Poised to Rule Below the Waves, Australia Could Dominate the Skies, Too

Poised to Rule Below the Waves, Australia Could Dominate the Skies, Too

Boeing’s drone has the potential to revolutionize aerial warfare.

Though the AUKUS agreement has made a splash, Australia will soon assemble an advanced Loyal Wingman Unmanned Aerial Vehicle (UAV).

Boeing has decided to build their Loyal Wingman in Queensland, Australia, marking the company’s first aircraft assembly location outside of North America.

“Boeing Australia will establish the facility in the Wellcamp Aerospace and Defence Precinct at Wellcamp Airport to produce and assemble the Boeing Airpower Teaming System (also known as Loyal Wingman), the first military combat aircraft designed, developed, and manufactured in Australia in half a century,” the official Boeing press release explained. “The aircraft made its first flight in February 2021.”

“It’s the result of an arrangement our government entered into with Boeing Australia last year to support the establishment of the primary final assembly facility for the Boeing Loyal Wingman here in Queensland, subject to defence orders,” an official Queensland statement explained. “It’s expected the project could generate up to $1 billion dollars for Queensland’s economy over ten years, with more than just defence industries to benefit.”

This latest pronouncement comes on the heels of the tripartite AUKUS defense agreement between the United States, Australia, and the United Kingdom. The provisions of that agreement pave the way for Canberra to leverage American and British nuclear submarine expertise to help Australia push back against an increasingly assertive and antagonistic Chinese foreign policy. But, with this Boeing deal, Australia is poised to expand its presence above the waves and into the skies.

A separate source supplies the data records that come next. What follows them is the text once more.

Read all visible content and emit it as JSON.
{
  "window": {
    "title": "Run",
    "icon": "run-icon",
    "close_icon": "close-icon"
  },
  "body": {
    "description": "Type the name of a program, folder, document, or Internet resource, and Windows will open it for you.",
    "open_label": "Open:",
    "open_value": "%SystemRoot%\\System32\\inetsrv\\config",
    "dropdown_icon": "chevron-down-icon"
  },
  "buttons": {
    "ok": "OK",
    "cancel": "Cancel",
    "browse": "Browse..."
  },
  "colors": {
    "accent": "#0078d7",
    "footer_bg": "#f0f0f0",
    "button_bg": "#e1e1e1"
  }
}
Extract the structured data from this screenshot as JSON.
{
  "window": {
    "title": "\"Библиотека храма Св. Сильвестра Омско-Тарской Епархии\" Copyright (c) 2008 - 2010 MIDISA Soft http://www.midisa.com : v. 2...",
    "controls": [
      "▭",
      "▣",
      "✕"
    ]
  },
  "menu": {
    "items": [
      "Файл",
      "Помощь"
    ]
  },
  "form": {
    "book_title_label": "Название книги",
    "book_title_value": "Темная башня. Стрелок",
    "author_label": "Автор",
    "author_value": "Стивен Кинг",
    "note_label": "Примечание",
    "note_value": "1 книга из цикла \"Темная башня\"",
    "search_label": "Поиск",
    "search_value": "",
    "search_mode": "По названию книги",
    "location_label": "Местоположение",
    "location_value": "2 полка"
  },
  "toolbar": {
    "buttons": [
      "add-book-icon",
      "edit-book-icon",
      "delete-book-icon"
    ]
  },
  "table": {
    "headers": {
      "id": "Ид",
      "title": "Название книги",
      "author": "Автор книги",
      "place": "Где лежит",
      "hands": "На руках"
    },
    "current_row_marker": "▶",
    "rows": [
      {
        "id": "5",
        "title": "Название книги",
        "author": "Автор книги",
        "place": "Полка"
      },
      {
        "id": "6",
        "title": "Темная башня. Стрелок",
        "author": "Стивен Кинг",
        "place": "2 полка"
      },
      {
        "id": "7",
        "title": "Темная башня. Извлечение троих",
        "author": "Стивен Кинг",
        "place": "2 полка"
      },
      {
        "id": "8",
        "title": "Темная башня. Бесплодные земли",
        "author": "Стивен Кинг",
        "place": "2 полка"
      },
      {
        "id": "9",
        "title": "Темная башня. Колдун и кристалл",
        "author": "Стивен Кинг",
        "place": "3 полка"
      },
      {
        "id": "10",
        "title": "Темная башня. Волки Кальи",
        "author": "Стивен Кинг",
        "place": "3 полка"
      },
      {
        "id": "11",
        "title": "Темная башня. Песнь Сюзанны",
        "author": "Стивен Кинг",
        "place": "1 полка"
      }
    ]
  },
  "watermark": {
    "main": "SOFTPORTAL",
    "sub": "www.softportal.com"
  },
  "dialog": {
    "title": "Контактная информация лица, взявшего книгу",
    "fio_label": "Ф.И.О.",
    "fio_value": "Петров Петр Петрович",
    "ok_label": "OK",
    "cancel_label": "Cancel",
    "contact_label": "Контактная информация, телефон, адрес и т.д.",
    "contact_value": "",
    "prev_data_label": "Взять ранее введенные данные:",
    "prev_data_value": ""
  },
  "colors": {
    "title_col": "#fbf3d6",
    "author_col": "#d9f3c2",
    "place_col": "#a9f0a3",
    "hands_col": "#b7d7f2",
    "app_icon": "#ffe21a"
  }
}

Airpower Teaming System

Boeing’s drone has the potential to revolutionize aerial warfare. Flying in tandem with pilots, teams of networked Loyal Wingman or similar UAVs could act as eyes and ears for pilots, flying into contested airspace and detecting threats on the ground or in the air.

Loyal Wingman and other similar drones would rely on artificial intelligence to locate and assess threats and make some decisions on the best course of action to counter those threats. However, Boeing emphasizes that human pilots would constantly remain in the loop and therefore in control. However, the potential for UAVs like Boeing's to shoot down human-piloted aircraft or air defenses with human operators in them presents some ethical concerns.


Though Boeing’s Loyal Wingman will be manufactured in Australia and presumably mesh well with the Royal Australian Air Force, there is great potential for the UAV with the United States Air Force too. The Royal Australian Air Force (RAAF) is almost a southern hemisphere arm of the U.S. Air Force—it operates some of the same aircraft and could operate more tightly together than many other air forces. So Boeing’s Loyal Wingman won’t just be Australian.

Caleb Larson is a multimedia journalist and Defense Writer with The National Interest. He lives in Berlin and covers the intersection of conflict, security, and technology, focusing on American foreign policy, European security, and German society.

Image: Reuters